As you can imagine my friend was not very happy about this situation as he was advised the same as I was and his wife was even less than happy about risking being taken to a Saudi jail! With us both having similar problems we made inquiries through some of the contacts we had made in the kingdom and were put in touch with a shady character who said he could get us out of the country without problem over the bridge to Bahrain.
So we made the arrangements and agreed to meet this guy in the services as you drive onto the causeway on a Wednesday night when it was very busy. We waited there for over an hour as the guy was late, he answered no phone calls while we waited and we began to think we had made the journey there in vain.
Eventually he did turn up and said for us to follow him onto the bridge and stay directly behind him all the way through the first checkpoint. When you drive over the bridge from Saudi to Bahrain there are several checkpoints each one checking different things.
The first checkpoint is to ensure that the driver of the car is the owner (or has hired) of the car in question, once we had passed this checkpoint the guy got out of his car and swapped places with our driver. I should add at this point that our “fixer” spoke no English and we no Arabic so things were a little tense as we had no idea what he was going to do. My friend’s wife was very close to tears and so were the three young girls in the car who had picked up on their mothers nervousness.
Wednesday night is about the busiest night to get across the bridge as many Saudis and expats want to cross to go to Bahrain for drinking and the many girls who “work” there.
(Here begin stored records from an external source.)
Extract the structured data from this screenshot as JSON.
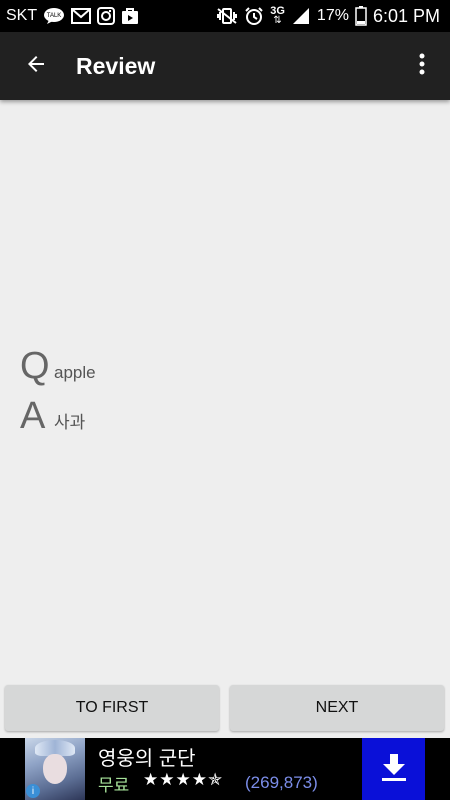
{
  "status_bar": {
    "carrier": "SKT",
    "network": "3G",
    "battery": "17%",
    "time": "6:01 PM",
    "icons": [
      "talk-icon",
      "gmail-icon",
      "instagram-icon",
      "play-store-icon",
      "vibrate-icon",
      "alarm-icon",
      "network-3g-icon",
      "signal-icon",
      "battery-icon"
    ]
  },
  "app_bar": {
    "title": "Review",
    "back_icon": "arrow-back-icon",
    "menu_icon": "more-vert-icon"
  },
  "card": {
    "question_letter": "Q",
    "question": "apple",
    "answer_letter": "A",
    "answer": "사과"
  },
  "buttons": {
    "first_label": "TO FIRST",
    "next_label": "NEXT"
  },
  "ad": {
    "title": "영웅의 군단",
    "price": "무료",
    "stars": "★★★★✯",
    "rating": 4.5,
    "count": "(269,873)",
    "download_icon": "download-icon",
    "colors": {
      "download_bg": "#0a10d8",
      "price": "#a6e29a",
      "count": "#7b8de8"
    }
  }
}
The queue therefore is huge and very slow moving, which made things even worse. After a few more yards our driver took a left between a set of buildings in the center of the causeway all the way through to the opposite side of the bridge and began to drive against the flow of traffic coming from Bahrain.
He stopped alongside another set of buildings about 50 yards from the last checkpoint coming from Bahrain. A security guard from the checkpoint walked down to our car and had a conversation with our driver. A box was handed over and then all of our passports which were then taken by this uniformed officer back to the checkpoint.
The passports were then returned after a tense wait of about 15 minutes and our driver took another small alleyway between the buildings to return to the other side of the bridge and back into the normal flow of traffic towards Bahrain. We then had to stop for my friend to fill out the forms to allow his wife and children to travel at the office just before the checkpoint where the passports and visas are checked. Women and children cannot travel without the permission of their husbands or fathers.
We then nervously approached the checkpoint and the passports were taken, briefly inspected and returned to us without problem and we continued into Bahrain without any problems looking forward to a very cold beer.
The passports had all been stamped to show that we had recently entered the kingdom and that we were within the time allowed for our visas, so unless someone really checked all of the dates and stamped in detail they would not notice any problem. Thus we were able to pass through and leave the kingdom, stressfuly but safely.
Saudi Arabia can be a difficult country in which to deal with problems however it is also a very corrupt country, with the right inquiries and enough cash you can always find someone that can solve your problems for you somehow such as finding a way how to escape Saudi Arabia.